SOURCE DATA >>
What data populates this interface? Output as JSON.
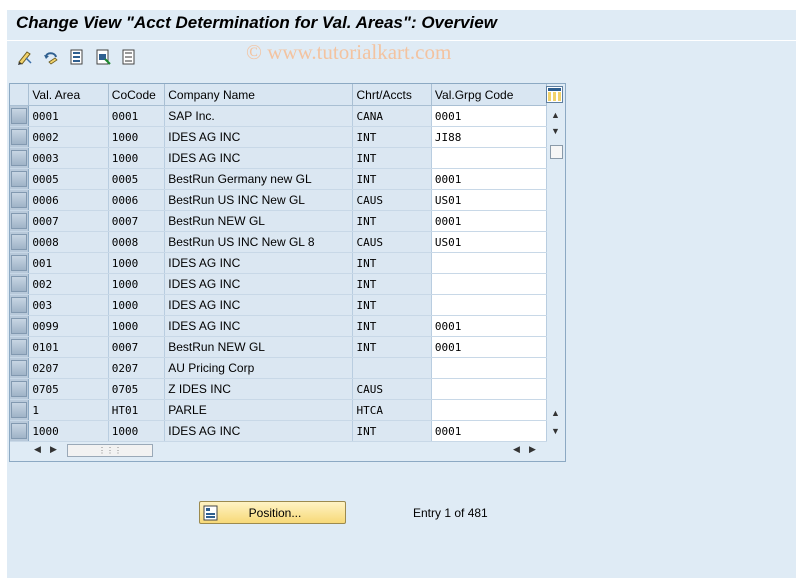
{
  "title": "Change View \"Acct Determination for Val. Areas\": Overview",
  "watermark": "© www.tutorialkart.com",
  "toolbar": {
    "icons": [
      "display-change-icon",
      "undo-change-icon",
      "select-all-icon",
      "select-block-icon",
      "deselect-all-icon"
    ]
  },
  "table": {
    "columns": [
      "Val. Area",
      "CoCode",
      "Company Name",
      "Chrt/Accts",
      "Val.Grpg Code"
    ],
    "rows": [
      [
        "0001",
        "0001",
        "SAP Inc.",
        "CANA",
        "0001"
      ],
      [
        "0002",
        "1000",
        "IDES AG INC",
        "INT",
        "JI88"
      ],
      [
        "0003",
        "1000",
        "IDES AG INC",
        "INT",
        ""
      ],
      [
        "0005",
        "0005",
        "BestRun Germany new GL",
        "INT",
        "0001"
      ],
      [
        "0006",
        "0006",
        "BestRun US INC New GL",
        "CAUS",
        "US01"
      ],
      [
        "0007",
        "0007",
        "BestRun NEW GL",
        "INT",
        "0001"
      ],
      [
        "0008",
        "0008",
        "BestRun US INC New GL 8",
        "CAUS",
        "US01"
      ],
      [
        "001",
        "1000",
        "IDES AG INC",
        "INT",
        ""
      ],
      [
        "002",
        "1000",
        "IDES AG INC",
        "INT",
        ""
      ],
      [
        "003",
        "1000",
        "IDES AG INC",
        "INT",
        ""
      ],
      [
        "0099",
        "1000",
        "IDES AG INC",
        "INT",
        "0001"
      ],
      [
        "0101",
        "0007",
        "BestRun NEW GL",
        "INT",
        "0001"
      ],
      [
        "0207",
        "0207",
        "AU Pricing Corp",
        "",
        ""
      ],
      [
        "0705",
        "0705",
        "Z IDES INC",
        "CAUS",
        ""
      ],
      [
        "1",
        "HT01",
        "PARLE",
        "HTCA",
        ""
      ],
      [
        "1000",
        "1000",
        "IDES AG INC",
        "INT",
        "0001"
      ]
    ]
  },
  "position_button": {
    "label": "Position..."
  },
  "entry_info": "Entry 1 of 481",
  "colors": {
    "background": "#dfebf5",
    "header": "#d9e6f2",
    "button": "#f7d978"
  }
}
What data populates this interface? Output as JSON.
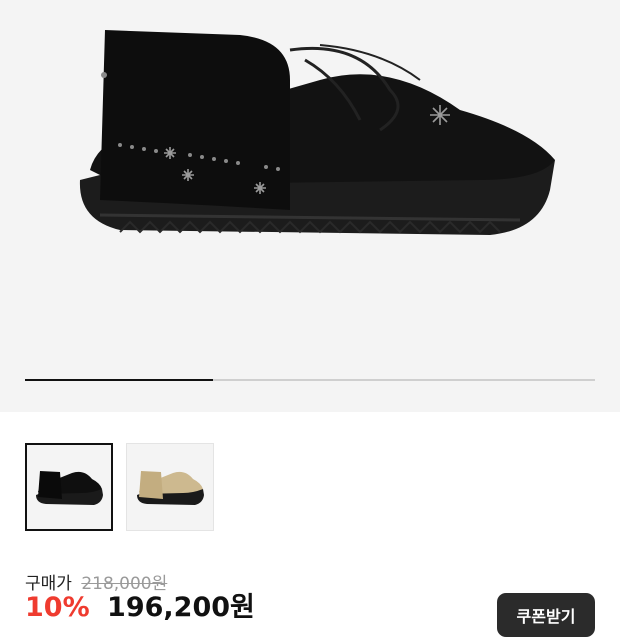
{
  "gallery": {
    "main_image": "black-suede-moccasin-shoe",
    "progress": 0.33,
    "thumbnails": [
      {
        "name": "black-shoe-thumbnail",
        "color": "#111111",
        "selected": true
      },
      {
        "name": "beige-shoe-thumbnail",
        "color": "#cdb98f",
        "selected": false
      }
    ]
  },
  "price": {
    "label": "구매가",
    "original": "218,000원",
    "discount": "10%",
    "final": "196,200원"
  },
  "coupon_button": {
    "label": "쿠폰받기"
  },
  "colors": {
    "accent_red": "#ef3b2f",
    "button_dark": "#2b2b2b"
  }
}
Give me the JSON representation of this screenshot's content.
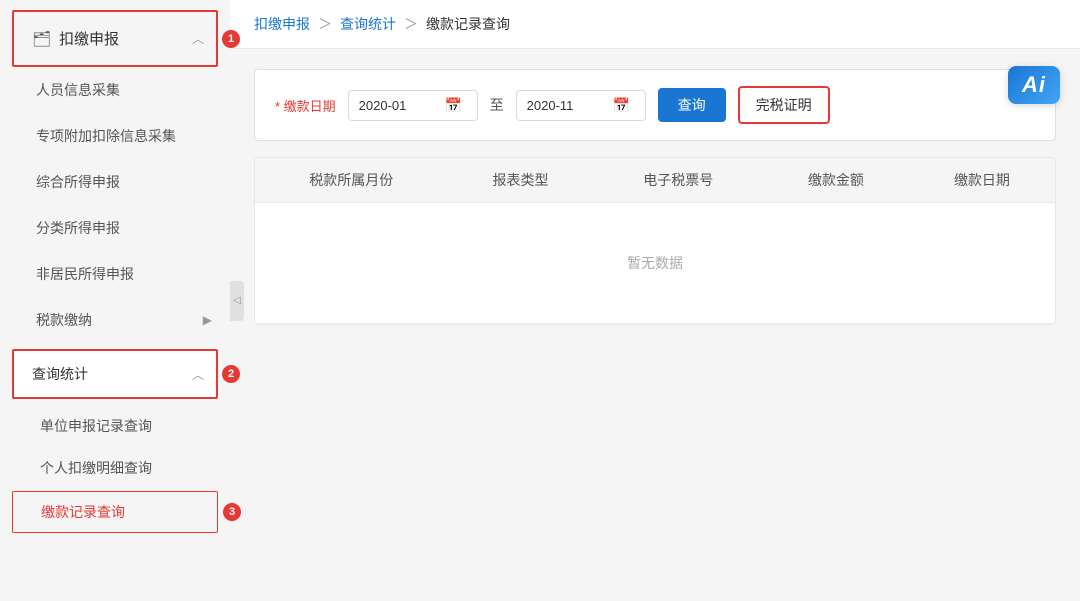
{
  "sidebar": {
    "main_menu_label": "扣缴申报",
    "main_menu_icon": "📋",
    "items": [
      {
        "id": "personnel",
        "label": "人员信息采集"
      },
      {
        "id": "special",
        "label": "专项附加扣除信息采集"
      },
      {
        "id": "comprehensive",
        "label": "综合所得申报"
      },
      {
        "id": "classified",
        "label": "分类所得申报"
      },
      {
        "id": "nonresident",
        "label": "非居民所得申报"
      },
      {
        "id": "taxpay",
        "label": "税款缴纳"
      }
    ],
    "section_query": {
      "label": "查询统计",
      "badge": "2"
    },
    "query_items": [
      {
        "id": "unit-query",
        "label": "单位申报记录查询"
      },
      {
        "id": "personal-detail",
        "label": "个人扣缴明细查询"
      },
      {
        "id": "payment-query",
        "label": "缴款记录查询",
        "active": true
      }
    ]
  },
  "breadcrumb": {
    "items": [
      {
        "id": "bc-main",
        "label": "扣缴申报"
      },
      {
        "id": "bc-query",
        "label": "查询统计"
      },
      {
        "id": "bc-current",
        "label": "缴款记录查询"
      }
    ]
  },
  "filter": {
    "date_label": "* 缴款日期",
    "date_from": "2020-01",
    "date_to": "2020-11",
    "date_placeholder_from": "2020-01",
    "date_placeholder_to": "2020-11",
    "range_sep": "至",
    "query_btn": "查询",
    "cert_btn": "完税证明"
  },
  "table": {
    "columns": [
      {
        "id": "col-month",
        "label": "税款所属月份"
      },
      {
        "id": "col-type",
        "label": "报表类型"
      },
      {
        "id": "col-ticket",
        "label": "电子税票号"
      },
      {
        "id": "col-amount",
        "label": "缴款金额"
      },
      {
        "id": "col-date",
        "label": "缴款日期"
      }
    ],
    "empty_text": "暂无数据"
  },
  "ai_badge": "Ai",
  "badge_numbers": {
    "main": "1",
    "section": "2",
    "active_item": "3"
  }
}
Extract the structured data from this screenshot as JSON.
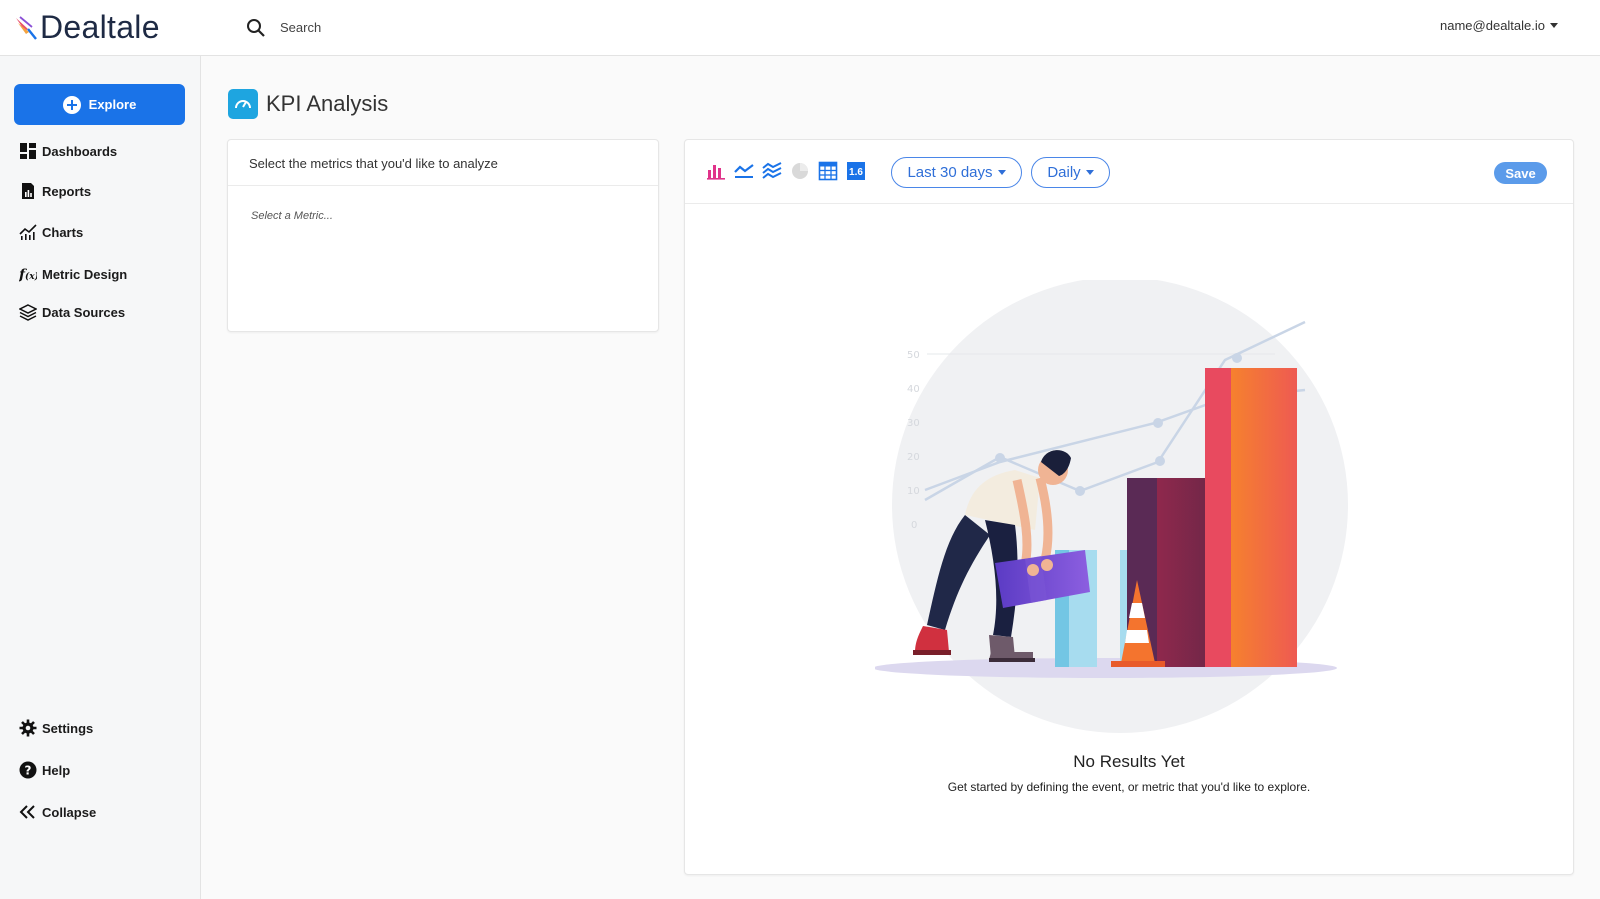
{
  "brand": {
    "name": "Dealtale"
  },
  "search": {
    "placeholder": "Search"
  },
  "user": {
    "email": "name@dealtale.io"
  },
  "sidebar": {
    "explore_label": "Explore",
    "items": [
      {
        "label": "Dashboards",
        "icon": "dashboard-icon"
      },
      {
        "label": "Reports",
        "icon": "report-icon"
      },
      {
        "label": "Charts",
        "icon": "chart-icon"
      },
      {
        "label": "Metric Design",
        "icon": "function-icon"
      },
      {
        "label": "Data Sources",
        "icon": "layers-icon"
      }
    ],
    "bottom_items": [
      {
        "label": "Settings",
        "icon": "gear-icon"
      },
      {
        "label": "Help",
        "icon": "help-icon"
      },
      {
        "label": "Collapse",
        "icon": "collapse-icon"
      }
    ]
  },
  "page": {
    "title": "KPI Analysis"
  },
  "metrics_panel": {
    "header": "Select the metrics that you'd like to analyze",
    "placeholder": "Select a Metric..."
  },
  "results_panel": {
    "date_range": "Last 30 days",
    "granularity": "Daily",
    "save_label": "Save",
    "number_viz_label": "1.6",
    "empty_title": "No Results Yet",
    "empty_description": "Get started by defining the event, or metric that you'd like to explore.",
    "illustration_axis_ticks": [
      "50",
      "40",
      "30",
      "20",
      "10",
      "0"
    ]
  },
  "colors": {
    "primary": "#1a73e8",
    "save": "#5b9bea",
    "kpi_icon": "#1ea5e0"
  }
}
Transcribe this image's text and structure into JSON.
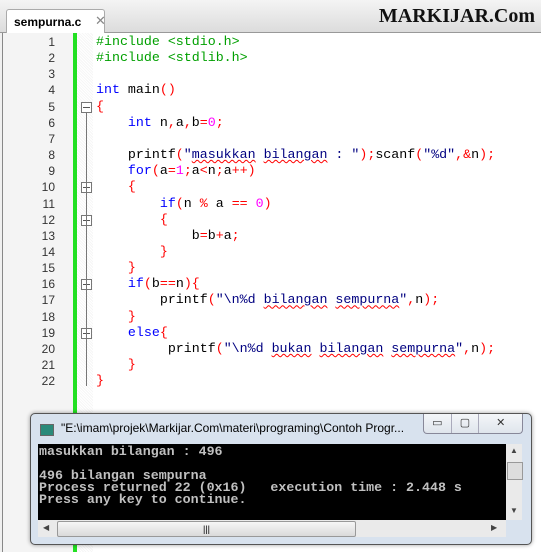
{
  "tab": {
    "filename": "sempurna.c",
    "close": "✕"
  },
  "brand": "MARKIJAR.Com",
  "lines": [
    {
      "n": "1",
      "tokens": [
        [
          "pp",
          "#include <stdio.h>"
        ]
      ]
    },
    {
      "n": "2",
      "tokens": [
        [
          "pp",
          "#include <stdlib.h>"
        ]
      ]
    },
    {
      "n": "3",
      "tokens": []
    },
    {
      "n": "4",
      "tokens": [
        [
          "kw",
          "int"
        ],
        [
          "id",
          " main"
        ],
        [
          "op",
          "()"
        ]
      ]
    },
    {
      "n": "5",
      "fold": true,
      "tokens": [
        [
          "op",
          "{"
        ]
      ]
    },
    {
      "n": "6",
      "tokens": [
        [
          "id",
          "    "
        ],
        [
          "kw",
          "int"
        ],
        [
          "id",
          " n"
        ],
        [
          "op",
          ","
        ],
        [
          "id",
          "a"
        ],
        [
          "op",
          ","
        ],
        [
          "id",
          "b"
        ],
        [
          "op",
          "="
        ],
        [
          "num",
          "0"
        ],
        [
          "op",
          ";"
        ]
      ]
    },
    {
      "n": "7",
      "tokens": []
    },
    {
      "n": "8",
      "tokens": [
        [
          "id",
          "    printf"
        ],
        [
          "op",
          "("
        ],
        [
          "str",
          "\""
        ],
        [
          "strsq",
          "masukkan"
        ],
        [
          "str",
          " "
        ],
        [
          "strsq",
          "bilangan"
        ],
        [
          "str",
          " : \""
        ],
        [
          "op",
          ");"
        ],
        [
          "id",
          "scanf"
        ],
        [
          "op",
          "("
        ],
        [
          "str",
          "\"%d\""
        ],
        [
          "op",
          ",&"
        ],
        [
          "id",
          "n"
        ],
        [
          "op",
          ");"
        ]
      ]
    },
    {
      "n": "9",
      "tokens": [
        [
          "id",
          "    "
        ],
        [
          "kw",
          "for"
        ],
        [
          "op",
          "("
        ],
        [
          "id",
          "a"
        ],
        [
          "op",
          "="
        ],
        [
          "num",
          "1"
        ],
        [
          "op",
          ";"
        ],
        [
          "id",
          "a"
        ],
        [
          "op",
          "<"
        ],
        [
          "id",
          "n"
        ],
        [
          "op",
          ";"
        ],
        [
          "id",
          "a"
        ],
        [
          "op",
          "++)"
        ]
      ]
    },
    {
      "n": "10",
      "fold": true,
      "tokens": [
        [
          "op",
          "    {"
        ]
      ]
    },
    {
      "n": "11",
      "tokens": [
        [
          "id",
          "        "
        ],
        [
          "kw",
          "if"
        ],
        [
          "op",
          "("
        ],
        [
          "id",
          "n "
        ],
        [
          "op",
          "%"
        ],
        [
          "id",
          " a "
        ],
        [
          "op",
          "=="
        ],
        [
          "id",
          " "
        ],
        [
          "num",
          "0"
        ],
        [
          "op",
          ")"
        ]
      ]
    },
    {
      "n": "12",
      "fold": true,
      "tokens": [
        [
          "op",
          "        {"
        ]
      ]
    },
    {
      "n": "13",
      "tokens": [
        [
          "id",
          "            b"
        ],
        [
          "op",
          "="
        ],
        [
          "id",
          "b"
        ],
        [
          "op",
          "+"
        ],
        [
          "id",
          "a"
        ],
        [
          "op",
          ";"
        ]
      ]
    },
    {
      "n": "14",
      "tokens": [
        [
          "op",
          "        }"
        ]
      ]
    },
    {
      "n": "15",
      "tokens": [
        [
          "op",
          "    }"
        ]
      ]
    },
    {
      "n": "16",
      "fold": true,
      "tokens": [
        [
          "id",
          "    "
        ],
        [
          "kw",
          "if"
        ],
        [
          "op",
          "("
        ],
        [
          "id",
          "b"
        ],
        [
          "op",
          "=="
        ],
        [
          "id",
          "n"
        ],
        [
          "op",
          "){"
        ]
      ]
    },
    {
      "n": "17",
      "tokens": [
        [
          "id",
          "        printf"
        ],
        [
          "op",
          "("
        ],
        [
          "str",
          "\"\\n%d "
        ],
        [
          "strsq",
          "bilangan"
        ],
        [
          "str",
          " "
        ],
        [
          "strsq",
          "sempurna"
        ],
        [
          "str",
          "\""
        ],
        [
          "op",
          ","
        ],
        [
          "id",
          "n"
        ],
        [
          "op",
          ");"
        ]
      ]
    },
    {
      "n": "18",
      "tokens": [
        [
          "op",
          "    }"
        ]
      ]
    },
    {
      "n": "19",
      "fold": true,
      "tokens": [
        [
          "id",
          "    "
        ],
        [
          "kw",
          "else"
        ],
        [
          "op",
          "{"
        ]
      ]
    },
    {
      "n": "20",
      "tokens": [
        [
          "id",
          "         printf"
        ],
        [
          "op",
          "("
        ],
        [
          "str",
          "\"\\n%d "
        ],
        [
          "strsq",
          "bukan"
        ],
        [
          "str",
          " "
        ],
        [
          "strsq",
          "bilangan"
        ],
        [
          "str",
          " "
        ],
        [
          "strsq",
          "sempurna"
        ],
        [
          "str",
          "\""
        ],
        [
          "op",
          ","
        ],
        [
          "id",
          "n"
        ],
        [
          "op",
          ");"
        ]
      ]
    },
    {
      "n": "21",
      "tokens": [
        [
          "op",
          "    }"
        ]
      ]
    },
    {
      "n": "22",
      "tokens": [
        [
          "op",
          "}"
        ]
      ]
    }
  ],
  "console": {
    "title": "\"E:\\imam\\projek\\Markijar.Com\\materi\\programing\\Contoh Progr...",
    "buttons": [
      "▭",
      "▢",
      "✕"
    ],
    "output": "masukkan bilangan : 496\n\n496 bilangan sempurna\nProcess returned 22 (0x16)   execution time : 2.448 s\nPress any key to continue."
  },
  "colors": {
    "change_bar": "#22e022",
    "keyword": "#0000ff",
    "preprocessor": "#00a000",
    "operator": "#ff0000",
    "number": "#ff00ff",
    "string": "#000080"
  }
}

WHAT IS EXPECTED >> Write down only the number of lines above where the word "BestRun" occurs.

ANSWER SPACE >> 5